Bauer has brought together narrative, character and location to outline the major themes of her novel incredibly effectively. The bleakness, the cold, soul-sucking climate of the moors acts as a poetic evocation of the mortification of Steven’s family, making it seem almost a miracle that Steven and his younger brother Davey have been born at all, into a private world so suffused with death and decay. As I’ve previously suggested Steven operates very much like a modern-day Billy Casper (from Kes), whose lonely diggings upon the moor are the sole thing that appears to give his life purpose, whilst at the same time showing a parental neglect that stems from the historical atrophy simultaneously propelling Steven out onto the ‘blacklands’. The inevitability of the narrative does nothing to diminish the powerful conclusion to the novel, particularly as the two characters that are coming together need each other so desperately and for such wildly different reasons.

Quiet associations are what Bauer excels at, creating what appear to be transparent prose images, whilst infusing them with a deceptively strong thematic substance. These can be observed in moments such as when Avery reimagines Exmoor and gradually fixates on the burial sites of his victims, which in turn echoes as the burial mounds of the victim’s families and, perhaps, a nation’s trust; or when Steven works on a map of South Africa in geography and then begins to consider the history of hunting and trapping, how so much life ended up in holes in the ground, becoming worm food, then mineral deposits and then disinterred graves of only archaeological interest.
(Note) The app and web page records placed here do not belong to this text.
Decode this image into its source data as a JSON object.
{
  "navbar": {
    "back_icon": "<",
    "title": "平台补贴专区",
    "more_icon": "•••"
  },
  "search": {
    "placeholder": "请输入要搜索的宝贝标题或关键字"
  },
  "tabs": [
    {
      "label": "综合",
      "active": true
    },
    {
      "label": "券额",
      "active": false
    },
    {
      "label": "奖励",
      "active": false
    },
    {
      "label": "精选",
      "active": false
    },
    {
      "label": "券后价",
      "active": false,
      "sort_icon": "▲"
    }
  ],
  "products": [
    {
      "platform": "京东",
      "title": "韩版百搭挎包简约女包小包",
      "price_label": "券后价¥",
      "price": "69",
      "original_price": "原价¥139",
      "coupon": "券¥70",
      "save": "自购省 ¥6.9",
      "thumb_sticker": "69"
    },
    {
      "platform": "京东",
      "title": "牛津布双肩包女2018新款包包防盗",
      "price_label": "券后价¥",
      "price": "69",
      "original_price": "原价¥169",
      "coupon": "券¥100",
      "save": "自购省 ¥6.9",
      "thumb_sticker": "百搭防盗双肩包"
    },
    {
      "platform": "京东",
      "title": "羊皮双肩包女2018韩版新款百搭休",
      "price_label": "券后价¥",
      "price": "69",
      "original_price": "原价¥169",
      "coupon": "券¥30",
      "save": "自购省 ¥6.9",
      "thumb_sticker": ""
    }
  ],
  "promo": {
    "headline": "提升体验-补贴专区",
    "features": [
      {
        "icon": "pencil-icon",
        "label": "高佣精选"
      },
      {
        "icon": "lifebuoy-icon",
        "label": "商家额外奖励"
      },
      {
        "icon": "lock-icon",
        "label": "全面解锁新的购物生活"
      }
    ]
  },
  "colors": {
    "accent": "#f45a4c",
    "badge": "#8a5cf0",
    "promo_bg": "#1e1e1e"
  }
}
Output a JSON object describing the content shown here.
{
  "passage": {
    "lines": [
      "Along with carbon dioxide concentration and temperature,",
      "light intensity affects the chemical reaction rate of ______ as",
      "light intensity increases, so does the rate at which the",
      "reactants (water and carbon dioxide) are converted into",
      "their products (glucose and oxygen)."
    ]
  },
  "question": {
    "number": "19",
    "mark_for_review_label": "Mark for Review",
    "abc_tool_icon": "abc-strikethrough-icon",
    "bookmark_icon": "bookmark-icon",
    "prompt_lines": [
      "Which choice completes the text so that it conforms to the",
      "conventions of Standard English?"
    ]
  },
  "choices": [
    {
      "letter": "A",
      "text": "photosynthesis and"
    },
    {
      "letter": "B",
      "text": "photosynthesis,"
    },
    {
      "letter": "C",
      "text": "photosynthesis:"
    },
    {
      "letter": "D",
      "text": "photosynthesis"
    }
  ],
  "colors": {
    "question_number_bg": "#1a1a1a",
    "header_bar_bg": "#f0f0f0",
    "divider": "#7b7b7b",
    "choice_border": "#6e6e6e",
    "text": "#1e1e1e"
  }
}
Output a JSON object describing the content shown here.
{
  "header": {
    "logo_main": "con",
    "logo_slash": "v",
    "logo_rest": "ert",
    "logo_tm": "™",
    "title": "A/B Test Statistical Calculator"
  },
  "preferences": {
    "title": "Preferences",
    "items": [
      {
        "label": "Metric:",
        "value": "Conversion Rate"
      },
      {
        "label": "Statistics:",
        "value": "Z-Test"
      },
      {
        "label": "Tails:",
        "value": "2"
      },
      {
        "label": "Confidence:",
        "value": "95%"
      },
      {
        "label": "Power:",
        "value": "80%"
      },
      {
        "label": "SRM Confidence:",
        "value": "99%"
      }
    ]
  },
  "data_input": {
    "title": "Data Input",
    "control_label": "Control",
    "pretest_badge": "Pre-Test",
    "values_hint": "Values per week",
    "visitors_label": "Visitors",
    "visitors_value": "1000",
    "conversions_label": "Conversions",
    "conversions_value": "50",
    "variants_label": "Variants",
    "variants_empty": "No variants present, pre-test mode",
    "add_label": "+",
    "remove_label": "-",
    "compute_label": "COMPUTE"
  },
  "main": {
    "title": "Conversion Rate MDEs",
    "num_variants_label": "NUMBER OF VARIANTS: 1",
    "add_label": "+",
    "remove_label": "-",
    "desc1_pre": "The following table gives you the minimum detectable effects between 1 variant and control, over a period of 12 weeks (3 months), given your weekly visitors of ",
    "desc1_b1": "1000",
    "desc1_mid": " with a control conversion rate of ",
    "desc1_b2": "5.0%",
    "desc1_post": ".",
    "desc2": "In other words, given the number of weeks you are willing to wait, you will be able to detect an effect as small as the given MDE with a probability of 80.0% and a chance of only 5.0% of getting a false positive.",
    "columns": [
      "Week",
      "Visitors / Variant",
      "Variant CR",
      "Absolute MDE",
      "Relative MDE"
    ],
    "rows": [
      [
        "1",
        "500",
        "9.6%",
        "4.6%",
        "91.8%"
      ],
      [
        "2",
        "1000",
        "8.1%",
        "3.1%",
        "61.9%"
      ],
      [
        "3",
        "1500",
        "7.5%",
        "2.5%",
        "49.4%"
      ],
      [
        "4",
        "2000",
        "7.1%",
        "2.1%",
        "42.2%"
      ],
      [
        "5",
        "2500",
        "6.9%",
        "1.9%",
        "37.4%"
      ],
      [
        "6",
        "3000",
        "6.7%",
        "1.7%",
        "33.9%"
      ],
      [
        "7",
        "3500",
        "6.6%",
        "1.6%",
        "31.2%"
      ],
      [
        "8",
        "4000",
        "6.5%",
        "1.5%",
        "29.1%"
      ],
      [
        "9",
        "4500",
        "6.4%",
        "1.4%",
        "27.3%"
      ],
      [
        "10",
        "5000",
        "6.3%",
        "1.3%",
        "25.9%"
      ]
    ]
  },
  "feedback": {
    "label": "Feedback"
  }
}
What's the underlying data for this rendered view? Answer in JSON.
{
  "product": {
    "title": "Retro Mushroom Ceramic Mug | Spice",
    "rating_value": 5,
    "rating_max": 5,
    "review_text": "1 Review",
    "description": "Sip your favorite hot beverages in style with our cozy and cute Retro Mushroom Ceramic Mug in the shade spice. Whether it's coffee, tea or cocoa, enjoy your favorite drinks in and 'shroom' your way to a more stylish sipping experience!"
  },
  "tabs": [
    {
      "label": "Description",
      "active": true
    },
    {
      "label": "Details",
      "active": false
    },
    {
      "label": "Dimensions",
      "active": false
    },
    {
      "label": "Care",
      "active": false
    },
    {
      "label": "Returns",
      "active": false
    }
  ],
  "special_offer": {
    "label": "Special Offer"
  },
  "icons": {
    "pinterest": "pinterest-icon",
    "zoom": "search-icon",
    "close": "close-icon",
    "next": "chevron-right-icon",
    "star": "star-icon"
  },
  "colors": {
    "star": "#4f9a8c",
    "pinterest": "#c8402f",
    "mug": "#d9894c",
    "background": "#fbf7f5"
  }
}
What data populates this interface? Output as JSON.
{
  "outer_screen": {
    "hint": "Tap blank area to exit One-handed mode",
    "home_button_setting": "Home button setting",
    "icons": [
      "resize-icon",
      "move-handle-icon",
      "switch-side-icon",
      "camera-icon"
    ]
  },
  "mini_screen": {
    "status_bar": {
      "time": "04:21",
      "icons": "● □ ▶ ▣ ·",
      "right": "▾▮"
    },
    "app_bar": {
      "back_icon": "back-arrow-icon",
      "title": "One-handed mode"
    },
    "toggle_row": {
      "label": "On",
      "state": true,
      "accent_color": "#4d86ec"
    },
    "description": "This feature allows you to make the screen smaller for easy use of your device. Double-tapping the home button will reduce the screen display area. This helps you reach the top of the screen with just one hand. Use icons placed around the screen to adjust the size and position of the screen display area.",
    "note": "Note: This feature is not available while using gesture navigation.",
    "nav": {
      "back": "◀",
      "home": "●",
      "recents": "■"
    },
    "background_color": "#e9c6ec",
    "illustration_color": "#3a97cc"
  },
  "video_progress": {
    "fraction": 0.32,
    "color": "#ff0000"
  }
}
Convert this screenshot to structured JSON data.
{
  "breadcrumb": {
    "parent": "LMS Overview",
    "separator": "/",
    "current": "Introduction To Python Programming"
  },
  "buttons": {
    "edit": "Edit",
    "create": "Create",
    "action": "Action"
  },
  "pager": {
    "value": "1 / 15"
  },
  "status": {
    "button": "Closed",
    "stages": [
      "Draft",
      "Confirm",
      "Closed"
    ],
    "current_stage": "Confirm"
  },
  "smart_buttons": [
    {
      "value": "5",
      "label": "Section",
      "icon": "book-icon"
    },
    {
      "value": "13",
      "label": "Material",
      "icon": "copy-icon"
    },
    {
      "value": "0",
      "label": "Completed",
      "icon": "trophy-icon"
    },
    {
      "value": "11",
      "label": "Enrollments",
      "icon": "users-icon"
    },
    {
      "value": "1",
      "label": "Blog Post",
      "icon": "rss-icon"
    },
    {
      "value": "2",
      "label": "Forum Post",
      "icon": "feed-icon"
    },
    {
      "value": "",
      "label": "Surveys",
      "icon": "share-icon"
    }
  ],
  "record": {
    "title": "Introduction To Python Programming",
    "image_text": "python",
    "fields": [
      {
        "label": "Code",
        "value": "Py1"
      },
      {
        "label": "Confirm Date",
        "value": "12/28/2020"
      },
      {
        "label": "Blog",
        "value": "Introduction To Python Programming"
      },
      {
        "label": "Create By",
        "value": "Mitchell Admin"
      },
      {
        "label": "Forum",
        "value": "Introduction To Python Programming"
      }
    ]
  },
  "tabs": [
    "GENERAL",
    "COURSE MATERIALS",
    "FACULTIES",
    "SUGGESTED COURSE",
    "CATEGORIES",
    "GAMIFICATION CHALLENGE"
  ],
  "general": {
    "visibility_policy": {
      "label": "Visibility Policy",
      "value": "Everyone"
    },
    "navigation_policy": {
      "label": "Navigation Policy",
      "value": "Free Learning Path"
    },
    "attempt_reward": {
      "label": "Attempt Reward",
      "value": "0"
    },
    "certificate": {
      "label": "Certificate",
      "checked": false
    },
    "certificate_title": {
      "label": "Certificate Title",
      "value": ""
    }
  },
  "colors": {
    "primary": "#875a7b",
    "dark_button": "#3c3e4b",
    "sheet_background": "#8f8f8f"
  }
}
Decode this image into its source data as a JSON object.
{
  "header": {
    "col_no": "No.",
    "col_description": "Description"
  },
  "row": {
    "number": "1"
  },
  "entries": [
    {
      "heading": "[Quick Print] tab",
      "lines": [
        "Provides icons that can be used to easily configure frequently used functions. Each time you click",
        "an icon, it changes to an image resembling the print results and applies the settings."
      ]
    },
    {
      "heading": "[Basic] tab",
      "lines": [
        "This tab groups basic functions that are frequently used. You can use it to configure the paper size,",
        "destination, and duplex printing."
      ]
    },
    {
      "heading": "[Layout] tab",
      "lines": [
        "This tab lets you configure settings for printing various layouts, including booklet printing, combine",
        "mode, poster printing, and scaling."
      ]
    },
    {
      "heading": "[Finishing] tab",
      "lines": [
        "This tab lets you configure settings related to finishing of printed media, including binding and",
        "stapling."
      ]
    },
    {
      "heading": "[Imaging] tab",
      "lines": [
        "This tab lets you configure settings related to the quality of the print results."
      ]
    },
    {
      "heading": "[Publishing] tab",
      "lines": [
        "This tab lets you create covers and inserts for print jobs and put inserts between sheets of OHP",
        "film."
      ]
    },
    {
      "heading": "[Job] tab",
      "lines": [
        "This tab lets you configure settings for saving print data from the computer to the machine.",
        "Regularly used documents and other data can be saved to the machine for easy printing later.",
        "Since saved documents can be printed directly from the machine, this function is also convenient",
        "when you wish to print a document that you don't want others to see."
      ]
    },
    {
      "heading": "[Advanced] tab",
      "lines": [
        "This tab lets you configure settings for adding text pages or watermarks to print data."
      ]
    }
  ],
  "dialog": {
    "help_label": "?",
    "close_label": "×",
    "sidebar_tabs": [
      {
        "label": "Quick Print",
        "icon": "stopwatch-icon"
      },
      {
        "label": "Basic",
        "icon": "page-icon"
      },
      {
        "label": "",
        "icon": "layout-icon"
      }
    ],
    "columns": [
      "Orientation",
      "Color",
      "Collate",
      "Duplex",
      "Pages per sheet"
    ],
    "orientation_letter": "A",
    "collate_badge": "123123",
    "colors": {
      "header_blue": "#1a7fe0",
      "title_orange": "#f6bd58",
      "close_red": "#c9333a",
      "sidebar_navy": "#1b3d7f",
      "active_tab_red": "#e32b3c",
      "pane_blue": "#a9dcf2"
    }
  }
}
One of the most effective of these moments comes when Avery escapes from Longmoor:

Toby had been the second bench he’d made and was not as strong as Yasmin, which was the fifth. But both were strong enough. After a couple of false starts when his weight threw the balance off and he teetered dangerously, Arnold Avery scaled the wooden tower named for his child victims, kicked them away without even glancing behind him, and then dropped carefully from the top of the wall on to the wide open expanse of Dartmoor. (Locations 3013-3016)

Not only do we have a sense of what exact purpose these benches have served Avery during his incarceration, but we also are now privy to the unsatiable nature at work within him. The memorialised pleasures of the mind are nothing compared to the possibility of the freedom to obtain fresh memories. The individual children mean nothing to him, they are merely sources and sights of pleasure (or in the case of the bereaved family, atrocity).

Bauer’s debut novel deserves to be read, enjoyed and considered, as it is an exquisite rendering of a childhood spent in the shadow of aching grief and loss. Although it intelligently shies away from the kind of crass sensationalism that could be expected of any novel about a moors-obsessed child killer, it doesn’t pursue the easy option of outright demonisation when portraying the manipulative energies of Avery. The careful deconstruction of the thrall of history, to which humanity finds itself forever looking for clues, is astutely carried out as Steven Lamb and Arnold Avery close in upon their certain encounter. As Laura Wilson states in her review of the novel:

As well as detailing the frustrating powerlessness of childhood, Bauer also paints a vivid portrait of the rupturing effect of a child’s murder upon a family, with its aftermath of fractured, stunted people with only one reference point in their lives.

It is this atmosphere of utter petrification that lingers longest in the memory, of ‘blacklands’ that house only the bones of lives long departed, if not quite over.